The anti-Everything Else phenomenon is quite alive although it takes different forms around the world.
Yet part of the discovery of this Trans Am, in the definitive color of black, included another sobering realization. As this Trans Am has grown old, so have I. Thankfully human years aren’t as quick and cruel as automotive years, but time still ravages everything nonetheless. This passage of time also includes the evolution of tastes.
Graduating high school in 1990, these Trans Am weren’t exactly new anymore, but weren’t dismissed as being old and out of style either despite the body style being introduced within a few years of our birth. Most anyone in my high school would have happily driven one to parade around the school parking lot and for blasting around pokey school busses on rural two-lane roads. Driving was a great thing as a teen, an experience that would have been heightened immeasurably by piloting a Trans Am (or Firebird) of any ilk.
Fast forward twenty-seven years and I’m now the one with a high schooler, one who isn’t being exposed to the shenanigans conducted on a school bus. While still not of driving age, it is evident she, like her contemporaries, isn’t chomping at the bit to drive. A recent inquiry revealed she’s too distracted with other interests and activities. Whereas I and my cohorts eagerly exploited any opportunity to drive at the sacrifice of other things, the tradition of anxiously awaiting driving privileges isn’t universally vibrant these days.

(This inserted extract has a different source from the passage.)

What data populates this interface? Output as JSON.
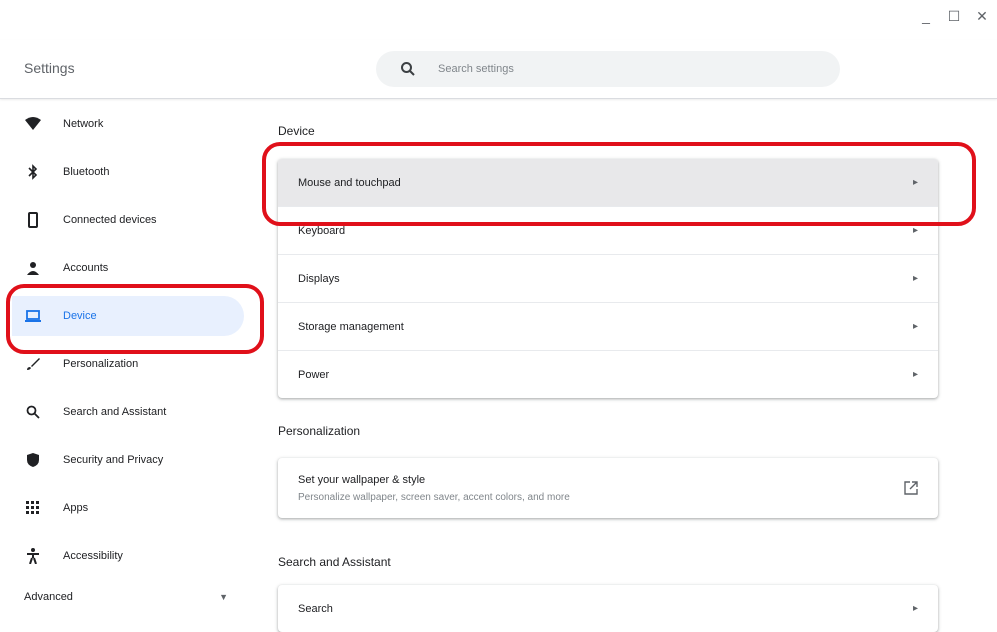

It also makes for some pretty boring parking lots as this was where I parked upon taking her to a school function recently. It’s evident I wasn’t the only chauffeur in attendance.
As most of these youngsters were born in the 2000 to 2005 range, any mental image of a Trans Am is likely of the more antiseptic and plastic cladded variety – if they even know what a Pontiac Trans Am is. How times have changed.
To co-opt an old movie title, it looks like Sad Times at Ridgemont High.
At this point, Mrs. Jason has heard these 1,300 words of middle-aged memories and philosophical musings, observing it isn’t the most abundant with technical details. While amused about the smoking tires, for whatever unfathomable reason she wasn’t thrilled to read about flying bras and bare breasts. To this I countered no other car has ever embodied these things as triumphantly and comprehensively as a black Trans Am.
On this, she could only agree.
More technical reading: